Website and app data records
════════

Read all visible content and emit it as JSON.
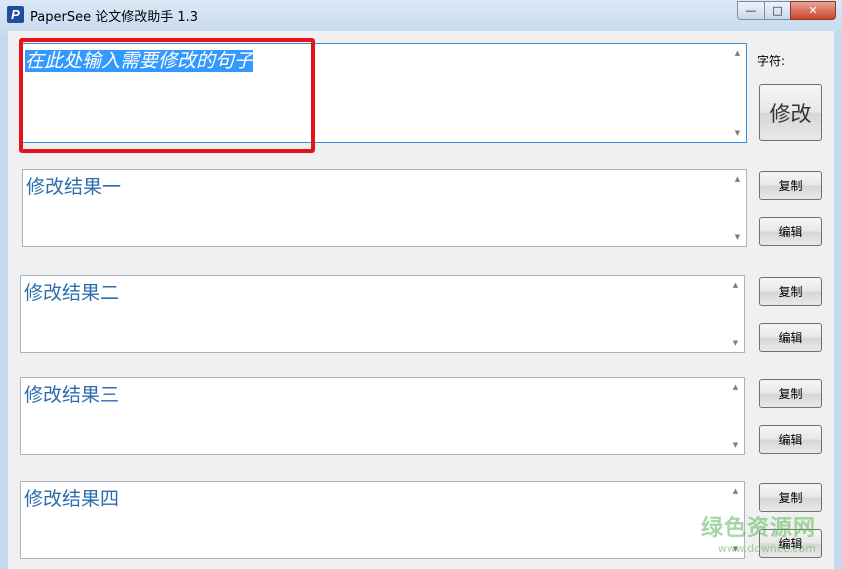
{
  "window": {
    "title": "PaperSee 论文修改助手 1.3",
    "icon_letter": "P",
    "minimize_glyph": "—",
    "maximize_glyph": "□",
    "close_glyph": "✕"
  },
  "input": {
    "text": "在此处输入需要修改的句子"
  },
  "char_label": "字符:",
  "modify_button": "修改",
  "results": [
    {
      "text": "修改结果一",
      "copy": "复制",
      "edit": "编辑"
    },
    {
      "text": "修改结果二",
      "copy": "复制",
      "edit": "编辑"
    },
    {
      "text": "修改结果三",
      "copy": "复制",
      "edit": "编辑"
    },
    {
      "text": "修改结果四",
      "copy": "复制",
      "edit": "编辑"
    }
  ],
  "scroll": {
    "up": "▲",
    "down": "▼"
  },
  "watermark": {
    "line1": "绿色资源网",
    "line2": "www.downcc.com"
  },
  "colors": {
    "highlight": "#e3141a",
    "result_text": "#2b6dad",
    "selection": "#3399ff"
  }
}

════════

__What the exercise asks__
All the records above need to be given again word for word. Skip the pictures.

__Response area__
Read all visible content and emit it as JSON.
{
  "window": {
    "title": "PaperSee 论文修改助手 1.3",
    "icon_letter": "P",
    "minimize_glyph": "—",
    "maximize_glyph": "□",
    "close_glyph": "✕"
  },
  "input": {
    "text": "在此处输入需要修改的句子"
  },
  "char_label": "字符:",
  "modify_button": "修改",
  "results": [
    {
      "text": "修改结果一",
      "copy": "复制",
      "edit": "编辑"
    },
    {
      "text": "修改结果二",
      "copy": "复制",
      "edit": "编辑"
    },
    {
      "text": "修改结果三",
      "copy": "复制",
      "edit": "编辑"
    },
    {
      "text": "修改结果四",
      "copy": "复制",
      "edit": "编辑"
    }
  ],
  "scroll": {
    "up": "▲",
    "down": "▼"
  },
  "watermark": {
    "line1": "绿色资源网",
    "line2": "www.downcc.com"
  },
  "colors": {
    "highlight": "#e3141a",
    "result_text": "#2b6dad",
    "selection": "#3399ff"
  }
}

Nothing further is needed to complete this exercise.